The Supreme Court released the results of its March 18 status conference in the Madden v. Midland case. The Court determined that it would like to see a brief from the U.S. Solicitor General (SG). The SG is the official representative of the U.S. Government before the Supreme Court. He reports to the Attorney General and is part of the Executive Branch. I believe this decision has three main consequences:

  1. It's not a "No"—With this latest decision, I believe the Court is inching closer to accepting the case for review. It had an opportunity to reject the petition and let the Second Circuit's decision stand. But instead it appears the amicus briefs and industry hubbub have had the effect of drawing attention to the importance of the case.
  2. The SG will likely not have an organic stance on the case. Instead, I believe the office of the SG will solicit input from the principal bank regulators to get a sense of whether the "valid when made" preemption principle (i) is a legitimate mechanic indeed having a nearly 200-year history, and (ii) would have a fundamental disruptive impact if the Second Circuit's decision, which did not extend preemption under the National Bank Act to nonbanks, were allowed to stand. Agencies to be consulted likely include the Office of Comptroller of the Currency, the Federal Reserve and the Department of the Treasury.

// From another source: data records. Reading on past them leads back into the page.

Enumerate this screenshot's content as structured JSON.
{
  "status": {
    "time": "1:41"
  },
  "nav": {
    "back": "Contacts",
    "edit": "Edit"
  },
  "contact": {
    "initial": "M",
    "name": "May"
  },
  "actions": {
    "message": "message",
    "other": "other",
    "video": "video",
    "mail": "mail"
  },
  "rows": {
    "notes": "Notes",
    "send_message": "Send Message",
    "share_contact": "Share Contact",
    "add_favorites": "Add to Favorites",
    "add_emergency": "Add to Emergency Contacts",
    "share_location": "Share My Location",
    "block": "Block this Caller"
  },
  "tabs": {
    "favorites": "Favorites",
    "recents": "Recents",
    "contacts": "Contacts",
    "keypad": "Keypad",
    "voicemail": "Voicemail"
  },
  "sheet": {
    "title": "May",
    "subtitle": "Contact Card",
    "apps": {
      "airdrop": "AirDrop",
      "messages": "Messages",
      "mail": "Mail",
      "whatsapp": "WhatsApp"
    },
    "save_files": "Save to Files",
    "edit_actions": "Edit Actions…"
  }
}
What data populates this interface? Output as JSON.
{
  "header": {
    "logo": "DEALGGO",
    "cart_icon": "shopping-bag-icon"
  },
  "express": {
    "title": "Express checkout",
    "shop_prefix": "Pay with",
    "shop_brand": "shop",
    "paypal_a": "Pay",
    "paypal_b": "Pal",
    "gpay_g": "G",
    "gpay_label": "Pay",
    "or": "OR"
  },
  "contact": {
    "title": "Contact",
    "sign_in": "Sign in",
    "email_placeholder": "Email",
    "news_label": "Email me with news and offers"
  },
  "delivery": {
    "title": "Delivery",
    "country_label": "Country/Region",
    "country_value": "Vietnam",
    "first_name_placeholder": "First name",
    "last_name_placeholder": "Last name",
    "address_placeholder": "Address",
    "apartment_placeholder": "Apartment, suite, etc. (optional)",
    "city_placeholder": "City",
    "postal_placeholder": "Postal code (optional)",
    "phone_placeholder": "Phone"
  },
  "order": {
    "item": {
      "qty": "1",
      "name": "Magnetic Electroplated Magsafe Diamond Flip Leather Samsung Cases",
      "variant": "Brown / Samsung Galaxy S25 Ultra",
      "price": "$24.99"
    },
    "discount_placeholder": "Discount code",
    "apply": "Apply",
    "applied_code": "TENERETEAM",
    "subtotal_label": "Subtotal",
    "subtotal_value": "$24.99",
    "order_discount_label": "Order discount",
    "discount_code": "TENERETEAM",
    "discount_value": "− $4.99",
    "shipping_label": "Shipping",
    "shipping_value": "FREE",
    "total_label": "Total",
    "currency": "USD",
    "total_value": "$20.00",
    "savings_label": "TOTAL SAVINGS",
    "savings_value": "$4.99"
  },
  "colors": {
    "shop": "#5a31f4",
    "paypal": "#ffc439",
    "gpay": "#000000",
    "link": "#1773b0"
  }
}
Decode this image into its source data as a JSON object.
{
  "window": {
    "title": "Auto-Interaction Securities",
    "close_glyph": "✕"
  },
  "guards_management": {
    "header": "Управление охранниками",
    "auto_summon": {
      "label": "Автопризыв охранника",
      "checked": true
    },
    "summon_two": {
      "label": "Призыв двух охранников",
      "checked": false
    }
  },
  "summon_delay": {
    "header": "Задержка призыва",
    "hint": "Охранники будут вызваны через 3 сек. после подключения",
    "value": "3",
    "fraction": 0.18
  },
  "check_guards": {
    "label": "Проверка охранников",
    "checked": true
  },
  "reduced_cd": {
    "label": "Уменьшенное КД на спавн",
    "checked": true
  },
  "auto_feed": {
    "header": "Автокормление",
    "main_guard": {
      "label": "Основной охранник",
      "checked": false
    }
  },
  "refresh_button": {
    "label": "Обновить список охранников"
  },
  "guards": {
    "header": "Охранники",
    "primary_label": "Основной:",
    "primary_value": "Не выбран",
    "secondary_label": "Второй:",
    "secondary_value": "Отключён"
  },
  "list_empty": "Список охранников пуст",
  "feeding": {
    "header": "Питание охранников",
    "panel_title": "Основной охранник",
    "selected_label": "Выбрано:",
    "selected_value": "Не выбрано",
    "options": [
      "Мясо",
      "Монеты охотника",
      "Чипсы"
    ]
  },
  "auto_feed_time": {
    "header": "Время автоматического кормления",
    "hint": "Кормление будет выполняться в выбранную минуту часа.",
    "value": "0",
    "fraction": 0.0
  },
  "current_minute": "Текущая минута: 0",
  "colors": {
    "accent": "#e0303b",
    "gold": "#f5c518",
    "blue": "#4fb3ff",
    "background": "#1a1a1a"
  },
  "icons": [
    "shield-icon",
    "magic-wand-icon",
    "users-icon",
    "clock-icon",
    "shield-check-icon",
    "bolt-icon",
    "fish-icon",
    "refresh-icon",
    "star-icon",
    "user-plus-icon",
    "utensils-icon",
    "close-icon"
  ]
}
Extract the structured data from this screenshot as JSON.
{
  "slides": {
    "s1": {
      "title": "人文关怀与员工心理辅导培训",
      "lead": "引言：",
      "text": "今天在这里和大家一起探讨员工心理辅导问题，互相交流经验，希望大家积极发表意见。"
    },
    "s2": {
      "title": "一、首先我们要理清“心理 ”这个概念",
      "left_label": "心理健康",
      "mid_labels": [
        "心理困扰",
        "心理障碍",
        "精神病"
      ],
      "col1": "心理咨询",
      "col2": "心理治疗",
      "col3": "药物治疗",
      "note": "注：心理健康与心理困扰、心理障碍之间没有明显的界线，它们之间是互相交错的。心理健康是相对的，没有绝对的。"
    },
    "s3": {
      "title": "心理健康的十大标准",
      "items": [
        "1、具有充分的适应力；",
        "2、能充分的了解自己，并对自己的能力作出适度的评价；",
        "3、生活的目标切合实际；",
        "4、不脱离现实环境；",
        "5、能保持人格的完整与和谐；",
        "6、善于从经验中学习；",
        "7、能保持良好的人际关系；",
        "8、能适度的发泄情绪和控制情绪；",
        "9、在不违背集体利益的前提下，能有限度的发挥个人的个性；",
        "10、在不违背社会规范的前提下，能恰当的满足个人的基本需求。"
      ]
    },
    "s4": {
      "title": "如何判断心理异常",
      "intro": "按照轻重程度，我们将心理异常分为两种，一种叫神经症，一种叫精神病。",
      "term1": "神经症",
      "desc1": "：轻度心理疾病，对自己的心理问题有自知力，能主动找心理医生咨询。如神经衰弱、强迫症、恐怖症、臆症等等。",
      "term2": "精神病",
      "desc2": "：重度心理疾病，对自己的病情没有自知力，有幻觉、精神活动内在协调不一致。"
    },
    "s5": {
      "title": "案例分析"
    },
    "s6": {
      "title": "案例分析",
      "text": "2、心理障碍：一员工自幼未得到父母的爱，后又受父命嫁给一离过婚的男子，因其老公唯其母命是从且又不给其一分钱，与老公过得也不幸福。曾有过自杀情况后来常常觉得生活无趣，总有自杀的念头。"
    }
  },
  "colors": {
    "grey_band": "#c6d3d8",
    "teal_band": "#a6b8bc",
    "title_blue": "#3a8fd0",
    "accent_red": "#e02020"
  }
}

  3. The requirements and timing of the SG brief likely push this case to consideration during the fall 2016 term. The SG's brief would need to be filed, certiorari petition granted following another conference, briefs filed by the parties, oral argument scheduled and done, and the Court's opinion written all by the end of the Court's current term in June. This is light speed for SCOTUS and makes it unlikely that the case will be heard this term. This also opens the possibility that the President's nominee to replace the vacancy created by the death of Justice Antonin Scalia, Judge Merrick Garland, will have an impact in the decision to hear the case and, if accepted, the case's ultimate outcome. Of course with the Senate Republicans promising not to hold hearings or a vote on Judge Garland, he may not be able to play any role at all.